(Page and application data records)
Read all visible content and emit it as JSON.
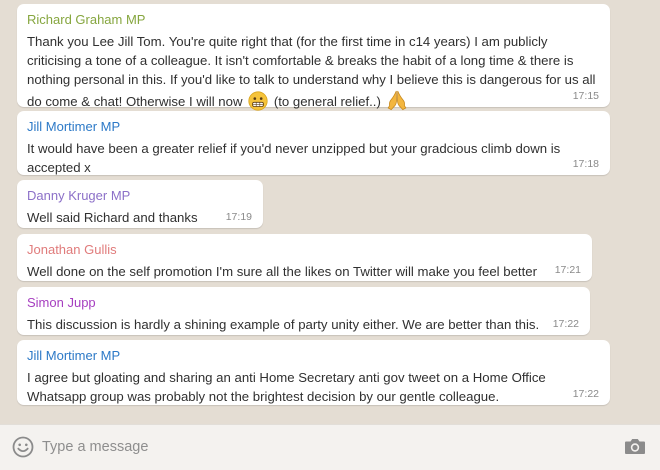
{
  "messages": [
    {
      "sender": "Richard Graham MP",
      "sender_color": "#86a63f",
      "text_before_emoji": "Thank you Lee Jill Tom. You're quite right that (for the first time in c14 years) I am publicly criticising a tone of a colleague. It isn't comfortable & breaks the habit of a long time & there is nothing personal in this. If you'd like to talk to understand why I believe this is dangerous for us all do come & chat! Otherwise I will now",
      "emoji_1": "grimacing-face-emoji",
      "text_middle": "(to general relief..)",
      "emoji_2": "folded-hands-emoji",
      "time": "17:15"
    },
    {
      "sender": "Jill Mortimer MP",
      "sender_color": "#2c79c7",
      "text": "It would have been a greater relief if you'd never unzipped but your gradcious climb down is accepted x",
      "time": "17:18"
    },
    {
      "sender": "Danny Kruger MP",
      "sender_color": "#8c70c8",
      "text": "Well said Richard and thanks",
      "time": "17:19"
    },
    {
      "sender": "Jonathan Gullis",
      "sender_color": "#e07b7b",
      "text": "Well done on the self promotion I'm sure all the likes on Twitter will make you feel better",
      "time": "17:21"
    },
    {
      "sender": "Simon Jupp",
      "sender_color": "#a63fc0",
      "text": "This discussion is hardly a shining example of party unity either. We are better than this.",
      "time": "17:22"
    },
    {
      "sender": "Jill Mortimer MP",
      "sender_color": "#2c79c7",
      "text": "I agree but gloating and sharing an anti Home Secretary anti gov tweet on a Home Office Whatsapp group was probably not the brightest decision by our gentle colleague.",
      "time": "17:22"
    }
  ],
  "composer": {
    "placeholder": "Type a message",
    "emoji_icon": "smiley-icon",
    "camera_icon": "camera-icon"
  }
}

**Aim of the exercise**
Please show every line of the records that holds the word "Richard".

**Result of the exercise**
      "sender": "Richard Graham MP",
      "text": "Well said Richard and thanks",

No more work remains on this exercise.